Thursday, March 12, 2009

A Prayer In His Watch Pocket: Abraham Lincoln

You never know what may be in your pocket. Did President Lincoln know what was in his? Nearly 150 years ago, in April of 1861, shortly following the attack of Fort Sumter, South Carolina by Confederate Rebels, a secret cursive inscription was etched into a metal plate under the watch face of Abraham Lincoln’s gold pocket watch.

Jonathan Dillon, a watchmaker for the M.W. Galt & Company on Pennsylvania Avenue in Washington D.C. apparently was repairing Lincoln’s watch when he was told of the outbreak of the Civil War. Later claiming to be the only Union sympathizer working at the jewelry company, he stated he had added a Civil War message to the watch that day.

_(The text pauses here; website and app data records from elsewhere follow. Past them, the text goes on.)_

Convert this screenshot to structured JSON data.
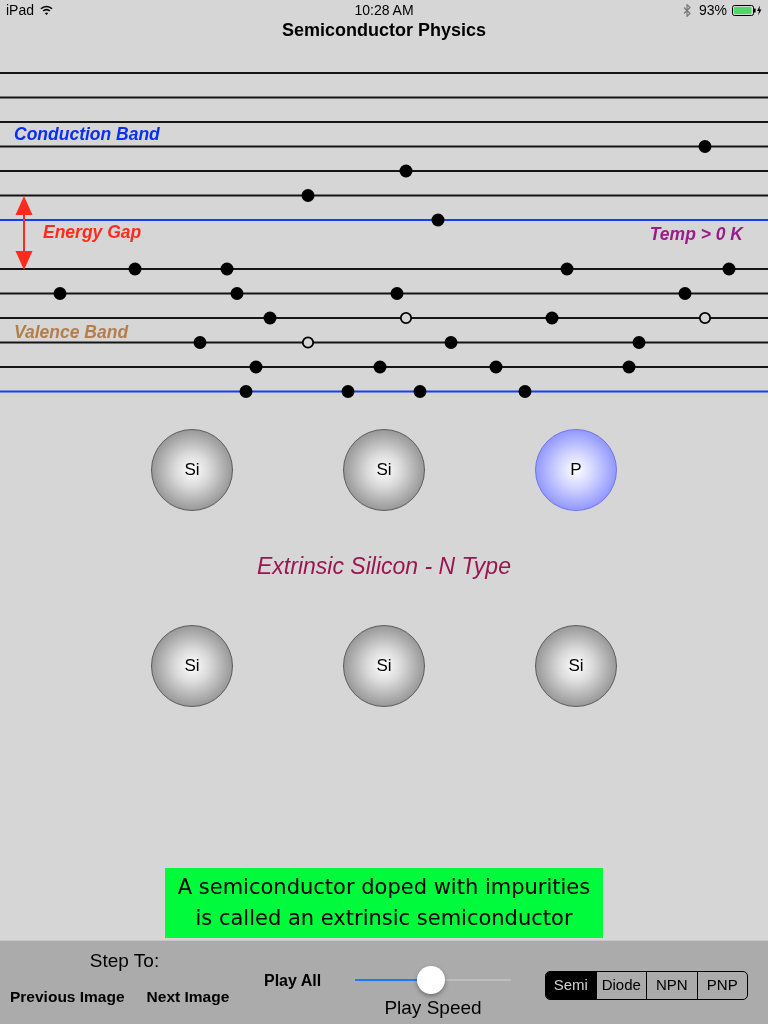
{
  "status_bar": {
    "device": "iPad",
    "time": "10:28 AM",
    "battery": "93%"
  },
  "title": "Semiconductor Physics",
  "band_diagram": {
    "conduction_band": {
      "label": "Conduction Band",
      "levels": [
        {
          "kind": "level"
        },
        {
          "kind": "level"
        },
        {
          "kind": "level"
        },
        {
          "kind": "level",
          "carriers": [
            {
              "kind": "electron"
            }
          ]
        },
        {
          "kind": "level",
          "carriers": [
            {
              "kind": "electron"
            }
          ]
        },
        {
          "kind": "level",
          "carriers": [
            {
              "kind": "electron"
            }
          ]
        },
        {
          "kind": "edge",
          "carriers": [
            {
              "kind": "electron"
            }
          ]
        }
      ]
    },
    "energy_gap": {
      "label": "Energy Gap"
    },
    "temperature": "Temp > 0 K",
    "valence_band": {
      "label": "Valence Band",
      "levels": [
        {
          "kind": "level",
          "carriers": [
            {
              "kind": "electron"
            },
            {
              "kind": "electron"
            },
            {
              "kind": "electron"
            },
            {
              "kind": "electron"
            }
          ]
        },
        {
          "kind": "level",
          "carriers": [
            {
              "kind": "electron"
            },
            {
              "kind": "electron"
            },
            {
              "kind": "electron"
            },
            {
              "kind": "electron"
            }
          ]
        },
        {
          "kind": "level",
          "carriers": [
            {
              "kind": "electron"
            },
            {
              "kind": "hole"
            },
            {
              "kind": "electron"
            },
            {
              "kind": "hole"
            }
          ]
        },
        {
          "kind": "level",
          "carriers": [
            {
              "kind": "electron"
            },
            {
              "kind": "hole"
            },
            {
              "kind": "electron"
            },
            {
              "kind": "electron"
            }
          ]
        },
        {
          "kind": "level",
          "carriers": [
            {
              "kind": "electron"
            },
            {
              "kind": "electron"
            },
            {
              "kind": "electron"
            },
            {
              "kind": "electron"
            }
          ]
        },
        {
          "kind": "edge",
          "carriers": [
            {
              "kind": "electron"
            },
            {
              "kind": "electron"
            },
            {
              "kind": "electron"
            },
            {
              "kind": "electron"
            }
          ]
        }
      ]
    }
  },
  "lattice": {
    "top_row": [
      {
        "symbol": "Si",
        "kind": "host"
      },
      {
        "symbol": "Si",
        "kind": "host"
      },
      {
        "symbol": "P",
        "kind": "dopant"
      }
    ],
    "caption": "Extrinsic Silicon - N Type",
    "bottom_row": [
      {
        "symbol": "Si",
        "kind": "host"
      },
      {
        "symbol": "Si",
        "kind": "host"
      },
      {
        "symbol": "Si",
        "kind": "host"
      }
    ]
  },
  "message": "A semiconductor doped with impurities\nis called an extrinsic semiconductor",
  "toolbar": {
    "step_label": "Step To:",
    "buttons": [
      "Previous Image",
      "Next Image"
    ],
    "play_all": "Play All",
    "speed": {
      "label": "Play Speed",
      "level": 0.49
    },
    "segments": [
      {
        "label": "Semi",
        "selected": true
      },
      {
        "label": "Diode",
        "selected": false
      },
      {
        "label": "NPN",
        "selected": false
      },
      {
        "label": "PNP",
        "selected": false
      }
    ]
  }
}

In 1906 at the age of 84, Dillon told a New York Times reporter about his engraving. For years the Dillon family and friends heard the “tale” of the engraving on Lincoln’s watch. Although his recollection in 1906 was not completely accurate as it has now turned out, the sentiment was there. He had said his engraved words were, “The first gun is fired. Slavery is dead. Thank God we have a president who at least will try.”

The gold pocket watch has been in the Smithsonian National Museum of American History for a number of years. It may be the 200th anniversary celebration of Abraham Lincoln’s birth, along with comments from relatives that lead Jonathan Dillon’s great-great grandson Doug Stiles, to do a Google search on the Internet and find the 1906 newspaper article about the engraving of the watch. He notified Smithsonian curators, who knew nothing of the engraving inside the pocket watch. This past Tuesday, a press conference was held as watchmaker George Thomas, a museum volunteer, carefully opened the watch before an audience of museum workers and reporters who watched on a video monitor. With a magnifying glass, Doug Stiles read his great-great grandfather’s words: “Jonathan Dillon April 13-1861 Fort Sumpter [sic] was attacked by the rebels on the above date. J Dillon” And then, “April 13-1861 Washington thank God we have a government Jonth Dillon.” The actual attack took place on the 12th of April, 1861.

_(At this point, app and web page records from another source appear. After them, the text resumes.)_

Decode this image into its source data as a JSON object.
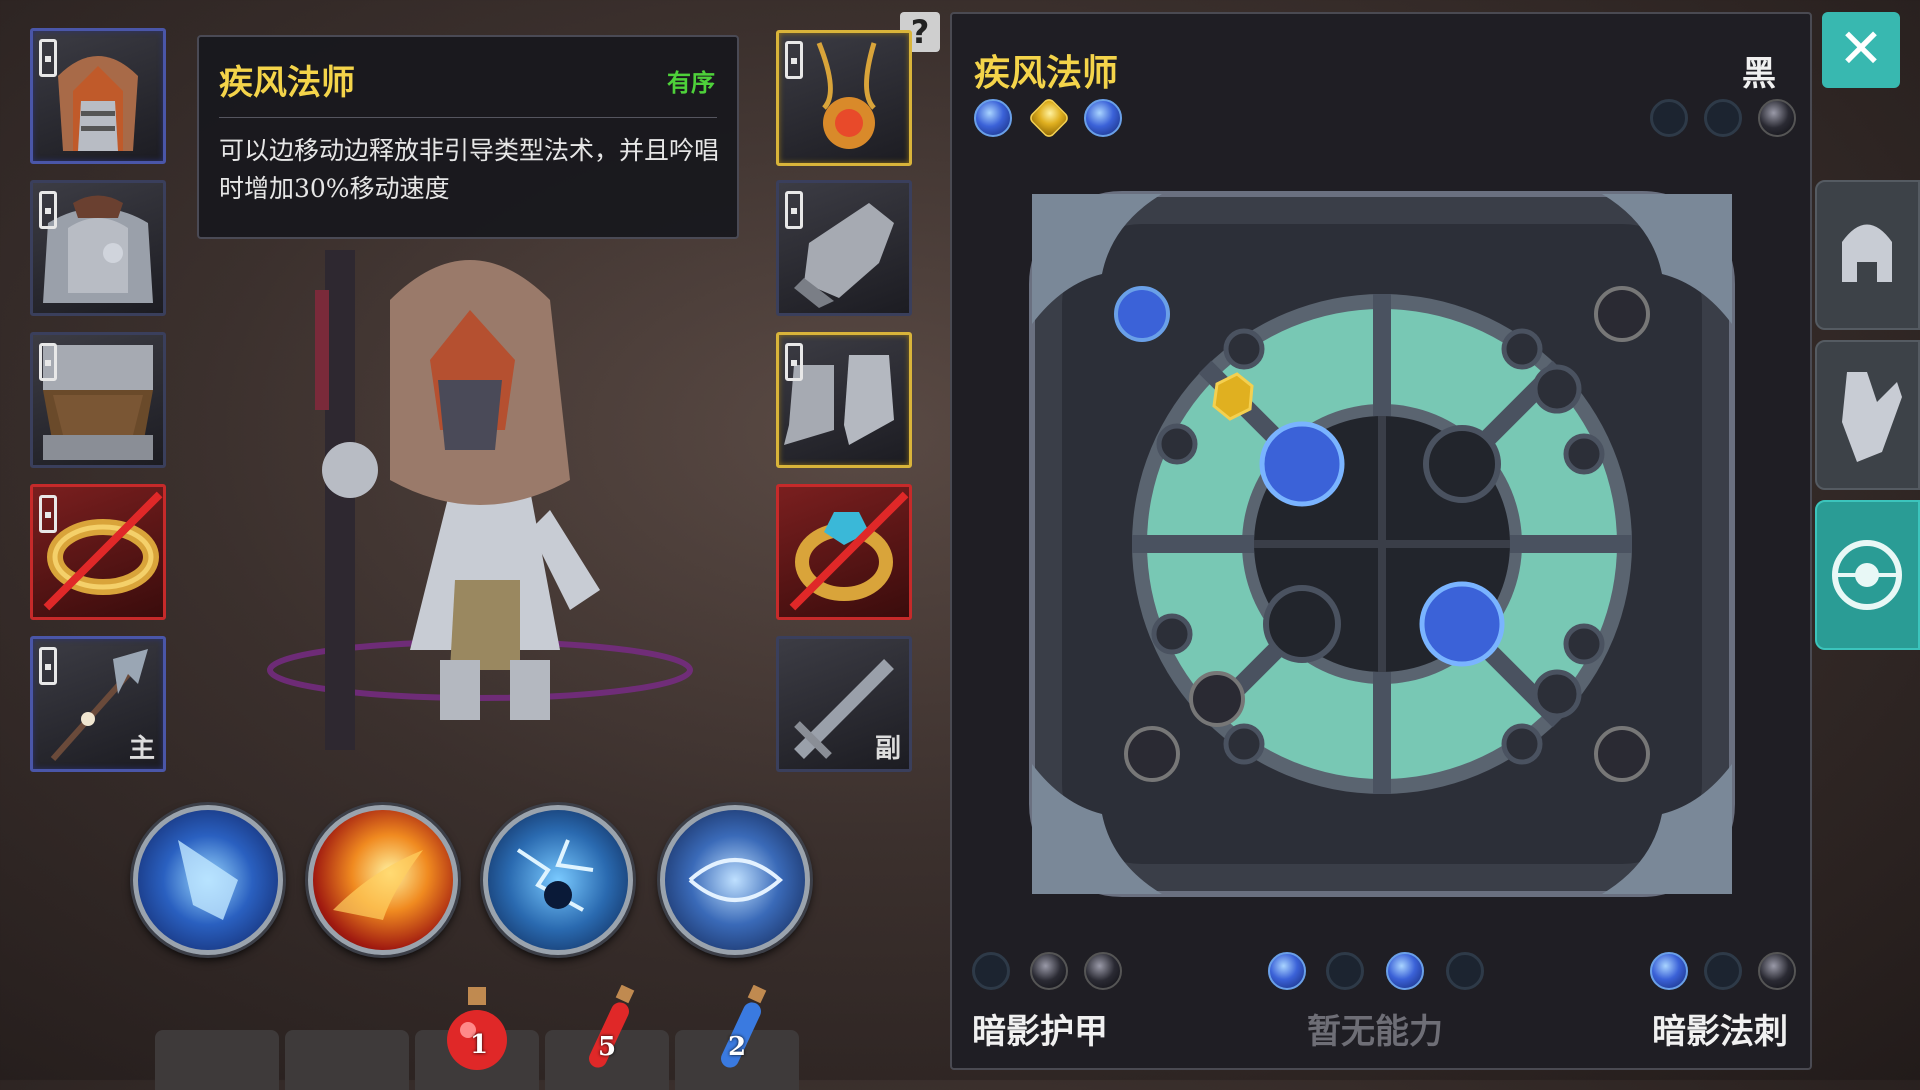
{
  "tooltip": {
    "title": "疾风法师",
    "tag": "有序",
    "description": "可以边移动边释放非引导类型法术，并且吟唱时增加30%移动速度"
  },
  "help_icon": "?",
  "equipment": {
    "left": [
      {
        "name": "helmet",
        "icon": "hood-helmet-icon",
        "frame": "blue",
        "locked": true
      },
      {
        "name": "chest",
        "icon": "chest-armor-icon",
        "frame": "dark",
        "locked": true
      },
      {
        "name": "legs",
        "icon": "leg-armor-icon",
        "frame": "dark",
        "locked": true
      },
      {
        "name": "ring",
        "icon": "ring-icon",
        "frame": "red",
        "locked": true,
        "forbidden": true
      },
      {
        "name": "main-weapon",
        "icon": "staff-icon",
        "frame": "blue",
        "locked": true,
        "label": "主"
      }
    ],
    "right": [
      {
        "name": "amulet",
        "icon": "amulet-icon",
        "frame": "gold",
        "locked": true
      },
      {
        "name": "gloves",
        "icon": "gauntlet-icon",
        "frame": "dark",
        "locked": true
      },
      {
        "name": "boots",
        "icon": "boots-icon",
        "frame": "gold",
        "locked": true
      },
      {
        "name": "ring-2",
        "icon": "gem-ring-icon",
        "frame": "red",
        "locked": false,
        "forbidden": true
      },
      {
        "name": "off-weapon",
        "icon": "sword-icon",
        "frame": "dark",
        "locked": false,
        "label": "副"
      }
    ]
  },
  "skills": [
    {
      "name": "ice-shard",
      "icon": "ice-shard-icon"
    },
    {
      "name": "fireball",
      "icon": "fireball-icon"
    },
    {
      "name": "chain-lightning",
      "icon": "lightning-icon"
    },
    {
      "name": "wind-blast",
      "icon": "wind-icon"
    }
  ],
  "potions": [
    {
      "color": "red",
      "count": "1",
      "icon": "health-potion-icon"
    },
    {
      "color": "red",
      "count": "5",
      "icon": "red-vial-icon"
    },
    {
      "color": "blue",
      "count": "2",
      "icon": "mana-vial-icon"
    }
  ],
  "panel": {
    "title": "疾风法师",
    "tag": "黑",
    "top_left_gems": [
      "blue",
      "gold",
      "blue"
    ],
    "top_right_gems": [
      "empty",
      "empty",
      "dark"
    ],
    "bottom_groups": [
      {
        "label": "暗影护甲",
        "label_color": "#f0f0f0",
        "gems": [
          "empty",
          "dark",
          "dark"
        ]
      },
      {
        "label": "暂无能力",
        "label_color": "#6e6e76",
        "gems": [
          "blue",
          "empty",
          "blue",
          "empty"
        ]
      },
      {
        "label": "暗影法刺",
        "label_color": "#f0f0f0",
        "gems": [
          "blue",
          "empty",
          "dark"
        ]
      }
    ]
  },
  "colors": {
    "accent_teal": "#38b8b0",
    "title_gold": "#f4d44a",
    "tag_green": "#4ed13a",
    "forbid_red": "#e02828"
  },
  "side_tabs": [
    {
      "name": "helmet-tab",
      "icon": "helmet-icon",
      "active": false
    },
    {
      "name": "gloves-tab",
      "icon": "glove-icon",
      "active": false
    },
    {
      "name": "rune-tab",
      "icon": "rune-icon",
      "active": true
    }
  ],
  "close_icon": "✕"
}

So in a way, President Lincoln had in his pocket a prayer, words of gratitude, along with messages of wisdom and inspiration which he often received from his “friends from the upper country.” And as we know, angels work in mystical and mysterious ways, and maybe this Irish immigrant watchmaker was a “messenger” of the message to the man who was leading our government during a chaotic and terrible time in our history.

As part of the 200th anniversary of Abraham Lincoln’s birth, the Museum has brought together its unique Lincoln collection. Through a focused selection of nationally important Lincoln artifacts, visitors may explore the life and times of this extraordinary man. The museum website states, “Each highlighted object will be augmented with personal stories told by Lincoln and the people who knew him best. The exhibition will showcase more than 60 historical treasures associated with Lincoln's life from an iron wedge he used to split wood in the early 1830s in New Salem, Ill., to his iconic top hat he wore the night he was shot at Ford’s Theatre. The exhibition will tell a new and very intimate story of the life and legacy of this remarkable individual.”

See the Online Lincoln Exhibit.

I love the unfolding and revealing of all sides of our sixteenth President. As I have written in my latest ebooks I always have admired Lincoln’s spiritual side. And what better thing to be revealed now in this year of his birthday celebration than the message his pocket watch carried, and which he held often in his hand, possibly without ever knowing what was hidden away behind the dial of his pocket watch.


1 comment:

Randy Watson said...

Hey Linda, nice blog sight. I enjoyed your piece on Lincoln's watch. This is a wonderful story. Thanks, by the way, for stopping by the Lizard Camp.